> _TASK INSTRUCTIONS_
Every record below is to be retyped exactly, with the pictures left out.
[[ SUPPLIED RECORDS, beginning ]]
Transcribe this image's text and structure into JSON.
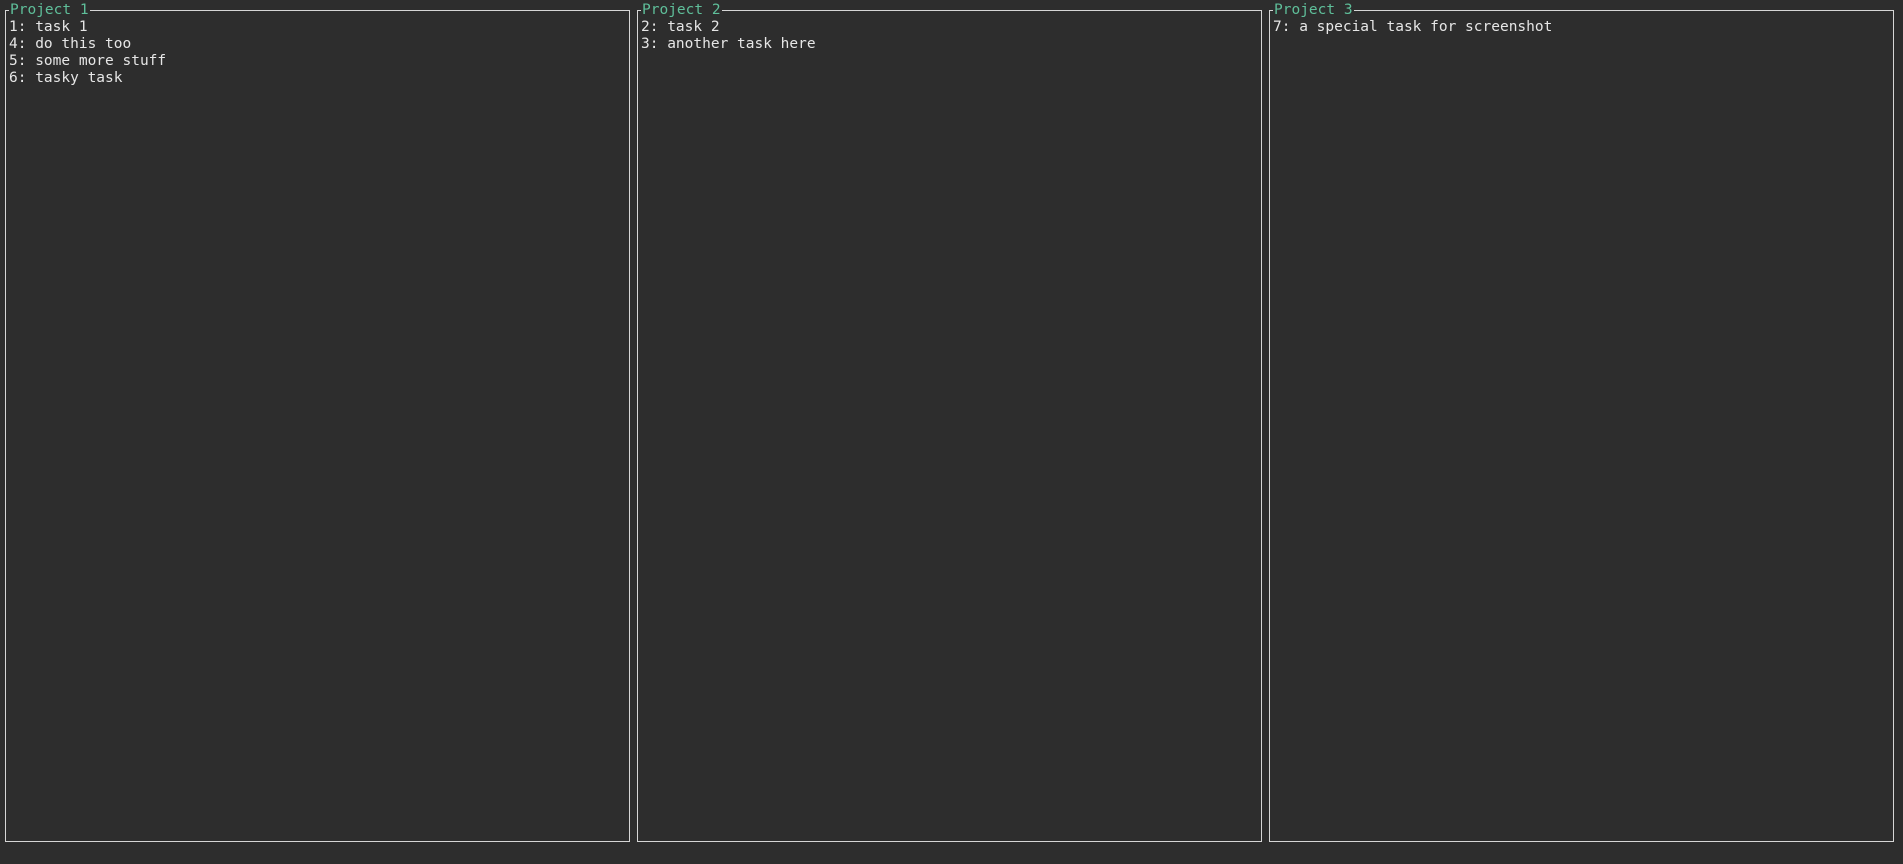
{
  "projects": [
    {
      "title": "Project 1",
      "tasks": [
        {
          "label": "1: task 1"
        },
        {
          "label": "4: do this too"
        },
        {
          "label": "5: some more stuff"
        },
        {
          "label": "6: tasky task"
        }
      ]
    },
    {
      "title": "Project 2",
      "tasks": [
        {
          "label": "2: task 2"
        },
        {
          "label": "3: another task here"
        }
      ]
    },
    {
      "title": "Project 3",
      "tasks": [
        {
          "label": "7: a special task for screenshot"
        }
      ]
    }
  ],
  "colors": {
    "background": "#2d2d2d",
    "border": "#d6d6d6",
    "title": "#5fbf9a",
    "text": "#e6e6e6"
  }
}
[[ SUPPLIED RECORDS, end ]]
> _WRITTEN ANSWER_
Transcribe this image's text and structure into JSON.
{
  "projects": [
    {
      "title": "Project 1",
      "tasks": [
        {
          "label": "1: task 1"
        },
        {
          "label": "4: do this too"
        },
        {
          "label": "5: some more stuff"
        },
        {
          "label": "6: tasky task"
        }
      ]
    },
    {
      "title": "Project 2",
      "tasks": [
        {
          "label": "2: task 2"
        },
        {
          "label": "3: another task here"
        }
      ]
    },
    {
      "title": "Project 3",
      "tasks": [
        {
          "label": "7: a special task for screenshot"
        }
      ]
    }
  ],
  "colors": {
    "background": "#2d2d2d",
    "border": "#d6d6d6",
    "title": "#5fbf9a",
    "text": "#e6e6e6"
  }
}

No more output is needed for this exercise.